WEST PALM BEACH, Fla. - The online response to the FBI's search of former President Donald Trump's Mar-a-Lago property has been swift and ominous, with predictions of a resurgence of extremism and even fears of a civil war.
But for the last 24 hours outside the 17-acre Palm Beach estate Tuesday, a convoy of local and national media have far outnumbered Trump supporters.
A couple of dozen Trump boosters converged on the site late Monday as news of the FBI's action broke, but by morning, even those meager ranks had begun to dwindle, and they had not picked up by 5 p.m.
"This is a great national story, a huge national story, and should be," said Eric Johnson, a South Florida-based Democratic political consultant. "But local people, voters, are going about their business. I don't think it matters one iota in local elections. They're still talking about inflation or whether beaches have too much erosion."
A source familiar with the matter has said Monday's search was tied to classified information Trump is alleged to have taken with him from the White House in January 2021.
In a written statement Monday, Trump blasted the search as politically motivated.
"These are dark times for our Nation, as my beautiful home, Mar-A-Lago in Palm Beach, Florida, is currently under siege, raided, and occupied by a large group of FBI agents," he said in a lengthy email statement issued by his Save America political committee.
But Trump had decamped the estate for a scheduled event in Bedminster, New Jersey - leaving the supporters to gather outside a mostly empty property Tuesday.
Those who did turn out noticeably spanned the racial and ethnic spectrum, including supporters wearing Blacks for Trump, Chinese Americans for Trump and Latinos for Trump gear.
Nelson Marti, 67, said he drove the nearly two hours from Hialeah, just outside Miami, to support the former president.

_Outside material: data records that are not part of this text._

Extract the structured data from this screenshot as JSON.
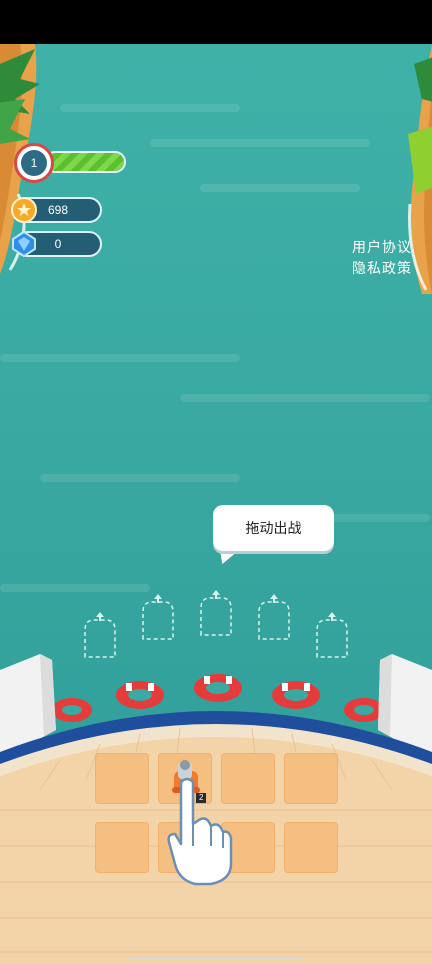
{
  "hud": {
    "level": "1",
    "level_progress": 1.0,
    "coins": "698",
    "gems": "0"
  },
  "legal": {
    "user_agreement": "用户协议",
    "privacy_policy": "隐私政策"
  },
  "tutorial": {
    "bubble_text": "拖动出战"
  },
  "grid": {
    "unit_level": "2"
  },
  "colors": {
    "sea": "#3fb1a7",
    "tile": "#f6bf82",
    "deck": "#f3d3a8",
    "rail_blue": "#1f4f9c"
  }
}
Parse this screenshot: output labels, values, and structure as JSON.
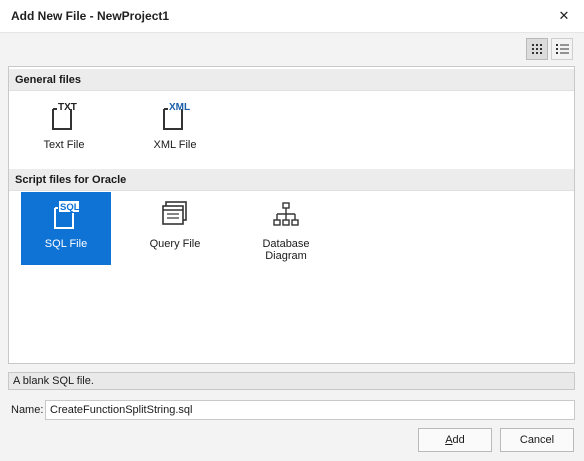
{
  "window": {
    "title": "Add New File - NewProject1",
    "close_glyph": "✕"
  },
  "toolbar": {
    "large_icons_view": "grid-icon",
    "list_view": "list-icon"
  },
  "groups": [
    {
      "label": "General files",
      "items": [
        {
          "label": "Text File",
          "icon": "txt-file-icon",
          "badge": "TXT"
        },
        {
          "label": "XML File",
          "icon": "xml-file-icon",
          "badge": "XML"
        }
      ]
    },
    {
      "label": "Script files for Oracle",
      "items": [
        {
          "label": "SQL File",
          "icon": "sql-file-icon",
          "badge": "SQL",
          "selected": true
        },
        {
          "label": "Query File",
          "icon": "query-file-icon"
        },
        {
          "label_line1": "Database",
          "label_line2": "Diagram",
          "icon": "database-diagram-icon"
        }
      ]
    }
  ],
  "description": "A blank SQL file.",
  "name_field": {
    "label": "Name:",
    "value": "CreateFunctionSplitString.sql"
  },
  "buttons": {
    "add_mnemonic": "A",
    "add_rest": "dd",
    "cancel": "Cancel"
  },
  "colors": {
    "selection": "#0f73d6",
    "xml_badge": "#1a5fa8"
  }
}
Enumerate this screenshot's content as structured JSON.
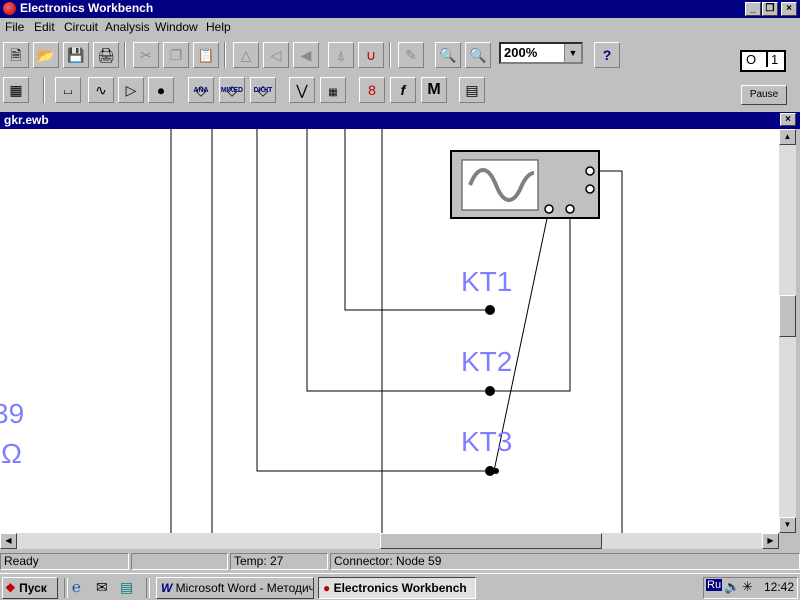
{
  "app": {
    "title": "Electronics Workbench"
  },
  "menu": [
    "File",
    "Edit",
    "Circuit",
    "Analysis",
    "Window",
    "Help"
  ],
  "toolbar": {
    "zoom_value": "200%",
    "help_label": "?",
    "pause_label": "Pause",
    "parts_labels": {
      "analog": "ANA",
      "mixed": "MIXED",
      "digital": "DIGIT",
      "misc": "M"
    }
  },
  "document": {
    "title": "gkr.ewb"
  },
  "circuit": {
    "test_points": [
      "KT1",
      "KT2",
      "KT3"
    ],
    "partial_value": "39",
    "partial_unit": "Ω"
  },
  "status": {
    "state": "Ready",
    "field2": "",
    "temp": "Temp:  27",
    "connector": "Connector: Node 59"
  },
  "taskbar": {
    "start_label": "Пуск",
    "tasks": [
      "Microsoft Word - Методич...",
      "Electronics Workbench"
    ],
    "lang": "Ru",
    "clock": "12:42"
  }
}
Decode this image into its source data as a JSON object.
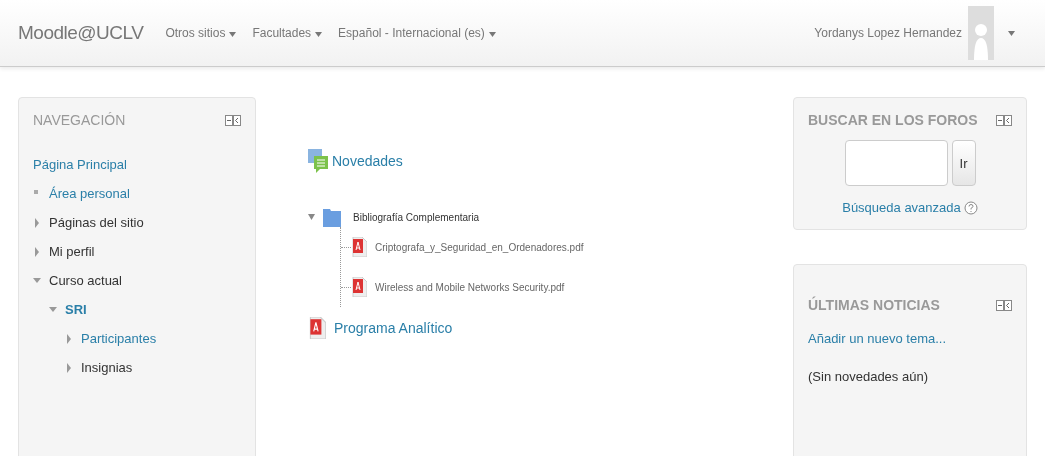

"I think the FBI has lost all credibility, and what the Department of Justice is doing is disgusting - they crossed a line," Marti said. He predicted Trump would sweep back into power in 2024.
"We want everyone to know that we support him and that we've got his back," Marti said.
Palm Beach County is far from safe political territory for Republicans like Trump. The county voted decisively for Joe Biden in 2020, although Trump did win over more affluent precincts. The county's mayor is a Democrat, as is Lois Frankel, the area's congressional representative.
The Hialeah contingent, however, proved substantial. Also on hand was onetime Hialeah mayoral candidate Fernando Godo, 56. He said a mass gathering from Miami was being organized for Saturday.
"I consider him the real president," Godo said of Trump. He blasted Democrats as socialists and described the FBI's search as a violation of Trump's constitutional rights.
"It's not good for the country," Godo said. "We're out here representing the people."
Vanessa, 24, a Palm Beach County resident who declined to give her last name, spent the afternoon walking her dog, Lucy, while gawking at the proceedings.
"I don't know what they're here for," she said. "It's a little weird to have it so close to me, but I'm excited to see everything here."